Zero Carbon Building reveals how a typical Hong Kong flat can become a sustainable eco-home
Kowloon Bay project revamps unit comforts and conservation products available in Hong Kong
It’s no coincidence that, during the long months of hot, sticky weather in Hong Kong, we feel far more comfortable in the countryside than in the city.
The combination of high-density, tropical climate and high-rise buildings means Hong Kong suffers considerably from the “urban heat island” effect, a phenomenon that climate-change scientists say can make the air up to 12 degrees Celsius warmer than neighbouring, less developed places.
Cranking up the air conditioning is not the most environmentally-friendly solution to coping with summer in the city. The answer is to build cooler, smarter cities in the first place.
Hong Kong architect William Lim, managing director of CL3, has a particular interest in sustainable design, and shows how it can be done through projects including the Eco-home component of the Zero Carbon Building (ZCB) in Kowloon Bay.
The first zero carbon building in Hong Kong was established to demonstrate how eco-design combined with active green technologies can greatly reduce the emissions of city buildings, and produce a more comfortable, healthier living environment for all. Given that in Hong Kong, buildings account for some 89 per cent of electricity use – and electricity in turn accounts for more than 60 per cent of the total local emissions – greener construction is pivotal to the government’s carbon reduction targets.
One of the problems with existing buildings, Lim says, is the glass curtain wall facade almost universally adopted for high-rise construction during the 1960 and 70s.
“You’d think the curtain wall is environmentally friendly as it lets in natural light, but those windows can’t be opened [and need constant air conditioning], and the glass also produces glare and reflects heat,” he explains. Buildings, Lim continues, “are meant to breathe”. That means allowing natural ventilation through opening windows and site orientation – features he was able to include in the Eco-home show flat.
Following its initial unveiling in 2012, the Eco-home at ZCB was subsequently revamped in line with the evolving technologies. It further demonstrates a holistic, sustainable way of living that can be easily adopted by the public, and how a smart design philosophy for a low carbon home can enhance quality of life.
Replicating a typical Hong Kong apartment, the Eco-home has a living room, an open kitchen, bedroom and bathroom. Its design approach is one of stylish contemporary living, incorporating five fundamental elements of sustainable design – energy and water conservation, comfort level, materials selection and lifestyle decisions – to form a semi-self-sustained system.
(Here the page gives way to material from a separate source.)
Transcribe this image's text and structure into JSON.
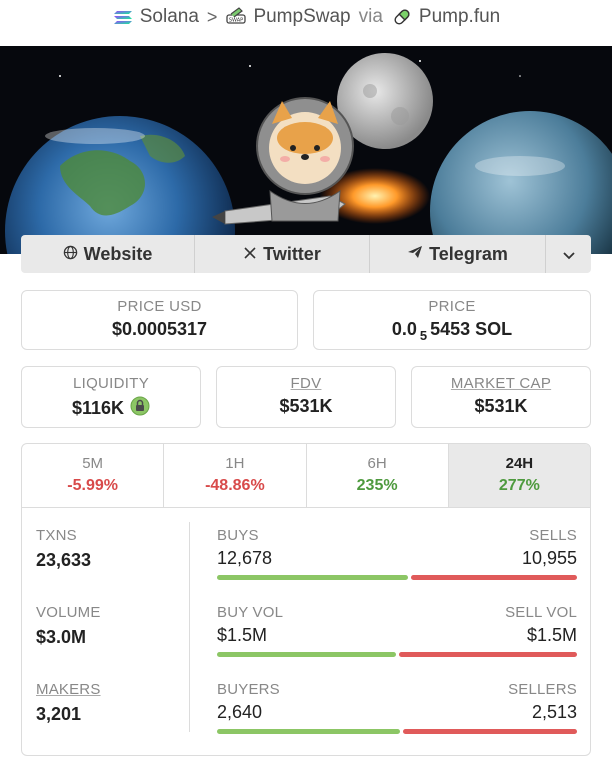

“To meet LEED (Leadership in Energy and Environmental Design) criteria, all construction materials are sustainable – such as [cabinetry] veneers made from banana leaf, and bamboo flooring,” Lim explains. “In the bathroom, we used low-flow faucets [taps] with a hand drier built into the tap. We have a food-waste digester in the kitchen and a greenhouse on the terrace where people can hydroponically grow herbs and vegetables for the table.”
The show flat also has a piezo electricity generating floor (which harvests energy simply by being walked on), smart lighting systems and a water-efficient washing machine.
A comfortable indoor environment is achieved, even throughout summer, via a custom-designed passive cooling system.
“We have a lot of opening windows, and a bladeless ceiling fan,” Lim explains. To make sleeping easier on the hottest of nights, “we designed a bed so that if you do need to turn on air conditioning, the cool air is confined to the bed instead of the whole room”, he says.
All of the products and technologies showcased at the Eco-home are available in Hong Kong now. Guided tours of the facility may be arranged by appointment.
Lim also notes that more developers in Hong Kong are aiming for LEED or BEAM (Building Environmental Assessment Method) certification.
An early mover, the CL3 imbued green elements into Hotel Icon, which was completed in 2011. The practice is also incorporating some of the latest environmental technologies into H Queen's, a new art hub in Central nearing completion for Henderson Land, which seeks gold certification in LEED and BEAM.
Lim sees it as an architect’s role to be environmentally conscious.
“We are at the forefront” of shaping the cities of the future, he says.
Reservations for guided tours of the Eco-home and other indoor exhibitions at ZCB can be made online at http://zcb.hkcic.org